All businesses—including manufacturers, processors and importers that offer food for retail sale in Australia—need to comply with the Country of Origin Food Labelling Information Standard, which specifies how claims can be made about the origin of food products.
The new requirements apply to most food offered for retail sale in Australia, including food sold in stores or markets, online or from a vending machine. It does, however, exclude food sold in restaurants, cafes, take-away shops or schools.
“Consumers should look out for the new labels if they want to find out where their food is grown, produced, made or packed, so they can make an informed decision about the food they buy,” ACCC Deputy Chair Mick Keogh says.
“We’ve been providing guidance for businesses over the past two years about the new food labelling system, including how to apply and interpret the standard. We are now entering the compliance phase, where we are making sure businesses are presenting accurate information about country of origin to their customers.”
The ACCC’s market surveillance aims to identify businesses that may not be complying with the food labelling laws.
“We have people on the ground to carry out these inspections and will initially focus on fresh or short shelf products sold by supermarkets, both large and small. We will raise concerns with businesses where we believe there is an issue with country of origin labelling. As always, we are able to escalate cases which warrant stronger action,” Mick says.

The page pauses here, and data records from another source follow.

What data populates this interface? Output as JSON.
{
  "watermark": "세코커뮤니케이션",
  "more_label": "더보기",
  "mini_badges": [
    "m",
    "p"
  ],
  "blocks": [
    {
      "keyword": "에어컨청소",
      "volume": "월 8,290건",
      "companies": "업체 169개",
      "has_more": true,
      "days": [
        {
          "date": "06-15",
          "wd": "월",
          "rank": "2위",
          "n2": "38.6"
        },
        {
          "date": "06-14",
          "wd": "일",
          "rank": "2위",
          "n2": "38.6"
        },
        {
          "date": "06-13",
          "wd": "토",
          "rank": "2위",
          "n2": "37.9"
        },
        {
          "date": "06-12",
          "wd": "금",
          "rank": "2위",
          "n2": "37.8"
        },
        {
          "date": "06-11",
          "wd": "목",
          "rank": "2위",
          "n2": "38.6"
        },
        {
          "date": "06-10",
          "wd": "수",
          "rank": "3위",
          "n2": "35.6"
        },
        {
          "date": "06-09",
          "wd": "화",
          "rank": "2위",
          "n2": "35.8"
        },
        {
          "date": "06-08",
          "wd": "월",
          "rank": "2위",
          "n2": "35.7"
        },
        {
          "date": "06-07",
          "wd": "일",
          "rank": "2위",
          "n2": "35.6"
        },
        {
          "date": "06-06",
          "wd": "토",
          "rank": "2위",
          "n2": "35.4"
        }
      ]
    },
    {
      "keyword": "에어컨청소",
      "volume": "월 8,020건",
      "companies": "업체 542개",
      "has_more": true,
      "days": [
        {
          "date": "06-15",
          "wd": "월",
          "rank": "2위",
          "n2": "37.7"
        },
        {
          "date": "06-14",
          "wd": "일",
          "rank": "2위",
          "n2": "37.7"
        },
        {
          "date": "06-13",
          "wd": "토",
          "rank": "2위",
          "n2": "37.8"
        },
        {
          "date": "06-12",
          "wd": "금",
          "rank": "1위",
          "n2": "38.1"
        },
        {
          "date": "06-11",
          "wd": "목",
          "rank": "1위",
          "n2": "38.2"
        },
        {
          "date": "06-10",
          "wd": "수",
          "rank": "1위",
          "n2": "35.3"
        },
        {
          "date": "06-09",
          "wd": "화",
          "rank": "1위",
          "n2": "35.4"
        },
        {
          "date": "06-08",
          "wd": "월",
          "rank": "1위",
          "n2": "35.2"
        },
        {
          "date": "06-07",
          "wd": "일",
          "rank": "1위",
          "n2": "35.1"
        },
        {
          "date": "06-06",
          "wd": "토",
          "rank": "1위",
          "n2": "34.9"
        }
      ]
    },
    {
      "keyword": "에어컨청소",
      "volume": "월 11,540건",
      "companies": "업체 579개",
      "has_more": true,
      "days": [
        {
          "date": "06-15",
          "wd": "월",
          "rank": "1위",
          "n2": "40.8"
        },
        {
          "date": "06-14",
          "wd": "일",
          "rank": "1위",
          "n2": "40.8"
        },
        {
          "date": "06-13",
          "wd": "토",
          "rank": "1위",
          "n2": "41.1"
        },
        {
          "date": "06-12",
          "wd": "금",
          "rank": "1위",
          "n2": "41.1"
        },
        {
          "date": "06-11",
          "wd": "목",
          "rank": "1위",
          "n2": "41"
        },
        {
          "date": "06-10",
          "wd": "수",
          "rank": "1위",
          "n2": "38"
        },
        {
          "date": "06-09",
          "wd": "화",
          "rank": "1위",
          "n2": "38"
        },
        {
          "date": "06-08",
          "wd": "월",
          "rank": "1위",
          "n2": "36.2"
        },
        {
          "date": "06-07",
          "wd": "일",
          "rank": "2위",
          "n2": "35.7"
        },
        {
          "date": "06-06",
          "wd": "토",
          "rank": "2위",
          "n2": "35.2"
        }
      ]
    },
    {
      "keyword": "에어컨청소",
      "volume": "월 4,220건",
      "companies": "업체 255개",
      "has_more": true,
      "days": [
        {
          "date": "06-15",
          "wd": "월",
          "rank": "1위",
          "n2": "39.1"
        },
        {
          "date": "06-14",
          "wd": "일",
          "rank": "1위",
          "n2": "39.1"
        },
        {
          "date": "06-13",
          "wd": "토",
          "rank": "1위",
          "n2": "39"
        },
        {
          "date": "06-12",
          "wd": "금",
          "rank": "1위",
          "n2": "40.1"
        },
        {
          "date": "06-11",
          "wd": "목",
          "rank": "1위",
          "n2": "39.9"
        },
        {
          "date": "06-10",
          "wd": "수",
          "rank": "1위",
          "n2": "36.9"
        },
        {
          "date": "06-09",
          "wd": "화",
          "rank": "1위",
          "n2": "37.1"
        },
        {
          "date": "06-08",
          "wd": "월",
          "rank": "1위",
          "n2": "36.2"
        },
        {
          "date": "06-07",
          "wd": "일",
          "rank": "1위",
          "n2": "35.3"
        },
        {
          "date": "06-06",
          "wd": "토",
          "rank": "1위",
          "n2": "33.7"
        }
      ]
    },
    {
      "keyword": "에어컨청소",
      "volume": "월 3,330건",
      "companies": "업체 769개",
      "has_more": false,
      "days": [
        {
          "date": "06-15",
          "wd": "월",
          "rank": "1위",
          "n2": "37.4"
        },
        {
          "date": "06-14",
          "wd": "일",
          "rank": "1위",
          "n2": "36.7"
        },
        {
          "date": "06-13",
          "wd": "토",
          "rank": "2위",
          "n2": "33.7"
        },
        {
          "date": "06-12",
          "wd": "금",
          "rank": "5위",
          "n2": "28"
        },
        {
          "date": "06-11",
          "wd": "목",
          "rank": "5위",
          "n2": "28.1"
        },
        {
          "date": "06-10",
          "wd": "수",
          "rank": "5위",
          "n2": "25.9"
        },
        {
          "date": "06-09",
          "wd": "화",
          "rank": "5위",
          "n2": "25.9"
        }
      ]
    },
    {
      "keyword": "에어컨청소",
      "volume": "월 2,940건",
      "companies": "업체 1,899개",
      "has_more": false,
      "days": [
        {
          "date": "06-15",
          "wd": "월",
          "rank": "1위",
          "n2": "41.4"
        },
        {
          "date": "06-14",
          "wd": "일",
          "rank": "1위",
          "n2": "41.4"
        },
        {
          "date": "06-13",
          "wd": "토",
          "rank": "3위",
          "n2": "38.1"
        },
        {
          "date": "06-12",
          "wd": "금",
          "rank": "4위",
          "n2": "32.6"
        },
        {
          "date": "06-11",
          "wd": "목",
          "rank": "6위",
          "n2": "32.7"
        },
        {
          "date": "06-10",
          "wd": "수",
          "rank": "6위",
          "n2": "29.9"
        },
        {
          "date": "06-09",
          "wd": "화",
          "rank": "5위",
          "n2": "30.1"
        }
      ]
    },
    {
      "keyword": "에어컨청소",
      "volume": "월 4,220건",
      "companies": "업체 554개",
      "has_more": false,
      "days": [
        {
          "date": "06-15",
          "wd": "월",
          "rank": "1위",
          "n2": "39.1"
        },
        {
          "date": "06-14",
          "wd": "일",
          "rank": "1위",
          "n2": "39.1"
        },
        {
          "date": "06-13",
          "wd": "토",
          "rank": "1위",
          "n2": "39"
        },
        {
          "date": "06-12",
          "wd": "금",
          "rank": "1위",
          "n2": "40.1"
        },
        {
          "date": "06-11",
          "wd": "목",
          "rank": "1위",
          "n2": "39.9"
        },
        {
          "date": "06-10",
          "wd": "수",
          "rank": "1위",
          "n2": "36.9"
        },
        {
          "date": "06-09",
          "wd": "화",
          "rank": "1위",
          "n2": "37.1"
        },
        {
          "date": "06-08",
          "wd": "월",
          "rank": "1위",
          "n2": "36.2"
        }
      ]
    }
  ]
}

“Some consumers are willing to pay extra for products grown, produced or made in Australia, and producers and importers should be aware that any claim which is likely to mislead consumers will also be a breach of the law. We just want to ensure that consumers can make informed choices and businesses have a level playing field to compete fairly in relation to these claims.”